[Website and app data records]

▼

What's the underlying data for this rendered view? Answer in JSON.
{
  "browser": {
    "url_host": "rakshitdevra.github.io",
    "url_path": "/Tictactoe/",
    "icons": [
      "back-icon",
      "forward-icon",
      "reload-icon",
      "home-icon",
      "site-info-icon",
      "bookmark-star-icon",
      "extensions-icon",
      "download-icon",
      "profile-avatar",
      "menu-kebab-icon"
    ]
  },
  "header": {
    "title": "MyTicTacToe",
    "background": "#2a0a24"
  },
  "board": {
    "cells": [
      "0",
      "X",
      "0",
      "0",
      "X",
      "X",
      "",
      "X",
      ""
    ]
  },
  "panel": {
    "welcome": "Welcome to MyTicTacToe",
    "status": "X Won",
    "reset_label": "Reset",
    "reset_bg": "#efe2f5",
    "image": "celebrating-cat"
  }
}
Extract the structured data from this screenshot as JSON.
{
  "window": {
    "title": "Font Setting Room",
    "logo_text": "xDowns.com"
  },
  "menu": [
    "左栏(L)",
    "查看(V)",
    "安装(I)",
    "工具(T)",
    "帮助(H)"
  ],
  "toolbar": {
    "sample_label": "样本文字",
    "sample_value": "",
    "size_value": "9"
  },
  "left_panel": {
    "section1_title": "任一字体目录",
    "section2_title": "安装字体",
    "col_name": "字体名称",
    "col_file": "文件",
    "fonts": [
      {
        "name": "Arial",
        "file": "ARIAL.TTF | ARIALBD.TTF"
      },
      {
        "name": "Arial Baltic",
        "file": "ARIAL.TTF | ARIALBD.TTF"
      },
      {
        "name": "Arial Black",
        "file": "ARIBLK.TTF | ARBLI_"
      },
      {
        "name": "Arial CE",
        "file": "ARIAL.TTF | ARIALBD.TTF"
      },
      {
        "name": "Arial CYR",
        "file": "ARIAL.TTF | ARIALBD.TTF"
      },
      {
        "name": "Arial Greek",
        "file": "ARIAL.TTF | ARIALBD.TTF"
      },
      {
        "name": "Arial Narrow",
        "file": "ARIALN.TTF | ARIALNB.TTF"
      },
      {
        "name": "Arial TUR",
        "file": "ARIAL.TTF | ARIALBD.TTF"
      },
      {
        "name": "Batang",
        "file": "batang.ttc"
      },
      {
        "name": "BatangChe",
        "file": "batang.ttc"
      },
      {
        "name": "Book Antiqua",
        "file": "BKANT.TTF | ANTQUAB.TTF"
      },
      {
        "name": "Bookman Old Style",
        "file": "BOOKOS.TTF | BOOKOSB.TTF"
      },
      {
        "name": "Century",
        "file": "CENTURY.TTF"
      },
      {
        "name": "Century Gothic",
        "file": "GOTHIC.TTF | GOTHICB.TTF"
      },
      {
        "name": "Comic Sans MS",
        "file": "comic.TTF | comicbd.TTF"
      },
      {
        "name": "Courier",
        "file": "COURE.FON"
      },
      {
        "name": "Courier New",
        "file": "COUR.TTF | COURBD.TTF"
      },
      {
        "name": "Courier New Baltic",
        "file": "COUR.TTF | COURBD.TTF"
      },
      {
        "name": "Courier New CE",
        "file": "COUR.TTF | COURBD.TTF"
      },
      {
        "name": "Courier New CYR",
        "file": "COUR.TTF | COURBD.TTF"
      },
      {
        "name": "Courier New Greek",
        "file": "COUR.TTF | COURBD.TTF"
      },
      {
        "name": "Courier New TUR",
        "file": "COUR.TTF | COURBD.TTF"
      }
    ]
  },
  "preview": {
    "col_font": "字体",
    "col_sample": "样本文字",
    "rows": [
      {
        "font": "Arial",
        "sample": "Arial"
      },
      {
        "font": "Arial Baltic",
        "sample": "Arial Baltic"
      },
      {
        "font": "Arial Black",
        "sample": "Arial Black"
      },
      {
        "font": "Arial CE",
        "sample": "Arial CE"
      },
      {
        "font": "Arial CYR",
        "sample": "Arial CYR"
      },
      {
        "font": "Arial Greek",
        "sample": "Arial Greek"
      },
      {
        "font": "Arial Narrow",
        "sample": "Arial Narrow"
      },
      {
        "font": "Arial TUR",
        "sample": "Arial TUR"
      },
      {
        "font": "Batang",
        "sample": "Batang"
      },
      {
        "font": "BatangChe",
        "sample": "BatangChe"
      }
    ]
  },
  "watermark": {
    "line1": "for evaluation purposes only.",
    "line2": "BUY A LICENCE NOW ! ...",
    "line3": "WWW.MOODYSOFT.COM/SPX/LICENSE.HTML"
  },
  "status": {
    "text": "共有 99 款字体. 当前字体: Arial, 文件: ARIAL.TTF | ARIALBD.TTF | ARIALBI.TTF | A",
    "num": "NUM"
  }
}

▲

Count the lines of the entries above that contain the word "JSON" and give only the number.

◆ **RESPONSE**:
2